▶ _WORK INSTRUCTION_: Take the records below and set them down exactly, so that every line matches the original.

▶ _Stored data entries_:

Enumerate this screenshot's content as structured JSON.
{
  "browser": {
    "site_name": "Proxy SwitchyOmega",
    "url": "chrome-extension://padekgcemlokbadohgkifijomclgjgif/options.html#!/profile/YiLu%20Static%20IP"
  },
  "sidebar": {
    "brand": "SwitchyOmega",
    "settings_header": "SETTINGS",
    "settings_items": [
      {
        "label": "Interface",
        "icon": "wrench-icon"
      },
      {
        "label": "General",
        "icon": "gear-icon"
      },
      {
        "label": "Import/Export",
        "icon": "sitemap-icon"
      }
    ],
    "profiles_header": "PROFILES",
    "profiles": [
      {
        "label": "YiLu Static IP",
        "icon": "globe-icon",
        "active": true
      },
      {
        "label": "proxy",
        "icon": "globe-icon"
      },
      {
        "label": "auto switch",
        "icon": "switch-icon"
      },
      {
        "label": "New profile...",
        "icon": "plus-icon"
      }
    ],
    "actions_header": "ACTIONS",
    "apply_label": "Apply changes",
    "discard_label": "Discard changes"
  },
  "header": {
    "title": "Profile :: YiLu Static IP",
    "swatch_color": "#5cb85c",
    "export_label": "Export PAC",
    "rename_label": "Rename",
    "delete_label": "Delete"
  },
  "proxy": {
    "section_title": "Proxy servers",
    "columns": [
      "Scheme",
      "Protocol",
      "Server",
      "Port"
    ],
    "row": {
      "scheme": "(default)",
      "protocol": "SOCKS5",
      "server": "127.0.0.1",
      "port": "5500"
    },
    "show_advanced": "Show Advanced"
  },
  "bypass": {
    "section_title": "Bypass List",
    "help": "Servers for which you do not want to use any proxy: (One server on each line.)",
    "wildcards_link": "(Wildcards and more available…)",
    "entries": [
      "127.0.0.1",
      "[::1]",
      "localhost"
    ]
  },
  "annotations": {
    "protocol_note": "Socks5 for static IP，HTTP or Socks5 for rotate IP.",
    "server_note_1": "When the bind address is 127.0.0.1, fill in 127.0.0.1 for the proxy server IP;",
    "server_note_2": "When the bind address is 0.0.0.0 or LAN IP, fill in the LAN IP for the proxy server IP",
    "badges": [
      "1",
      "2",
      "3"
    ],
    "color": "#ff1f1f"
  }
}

▶ _EXERCISE RESPONSE_:
Enumerate this screenshot's content as structured JSON.
{
  "browser": {
    "site_name": "Proxy SwitchyOmega",
    "url": "chrome-extension://padekgcemlokbadohgkifijomclgjgif/options.html#!/profile/YiLu%20Static%20IP"
  },
  "sidebar": {
    "brand": "SwitchyOmega",
    "settings_header": "SETTINGS",
    "settings_items": [
      {
        "label": "Interface",
        "icon": "wrench-icon"
      },
      {
        "label": "General",
        "icon": "gear-icon"
      },
      {
        "label": "Import/Export",
        "icon": "sitemap-icon"
      }
    ],
    "profiles_header": "PROFILES",
    "profiles": [
      {
        "label": "YiLu Static IP",
        "icon": "globe-icon",
        "active": true
      },
      {
        "label": "proxy",
        "icon": "globe-icon"
      },
      {
        "label": "auto switch",
        "icon": "switch-icon"
      },
      {
        "label": "New profile...",
        "icon": "plus-icon"
      }
    ],
    "actions_header": "ACTIONS",
    "apply_label": "Apply changes",
    "discard_label": "Discard changes"
  },
  "header": {
    "title": "Profile :: YiLu Static IP",
    "swatch_color": "#5cb85c",
    "export_label": "Export PAC",
    "rename_label": "Rename",
    "delete_label": "Delete"
  },
  "proxy": {
    "section_title": "Proxy servers",
    "columns": [
      "Scheme",
      "Protocol",
      "Server",
      "Port"
    ],
    "row": {
      "scheme": "(default)",
      "protocol": "SOCKS5",
      "server": "127.0.0.1",
      "port": "5500"
    },
    "show_advanced": "Show Advanced"
  },
  "bypass": {
    "section_title": "Bypass List",
    "help": "Servers for which you do not want to use any proxy: (One server on each line.)",
    "wildcards_link": "(Wildcards and more available…)",
    "entries": [
      "127.0.0.1",
      "[::1]",
      "localhost"
    ]
  },
  "annotations": {
    "protocol_note": "Socks5 for static IP，HTTP or Socks5 for rotate IP.",
    "server_note_1": "When the bind address is 127.0.0.1, fill in 127.0.0.1 for the proxy server IP;",
    "server_note_2": "When the bind address is 0.0.0.0 or LAN IP, fill in the LAN IP for the proxy server IP",
    "badges": [
      "1",
      "2",
      "3"
    ],
    "color": "#ff1f1f"
  }
}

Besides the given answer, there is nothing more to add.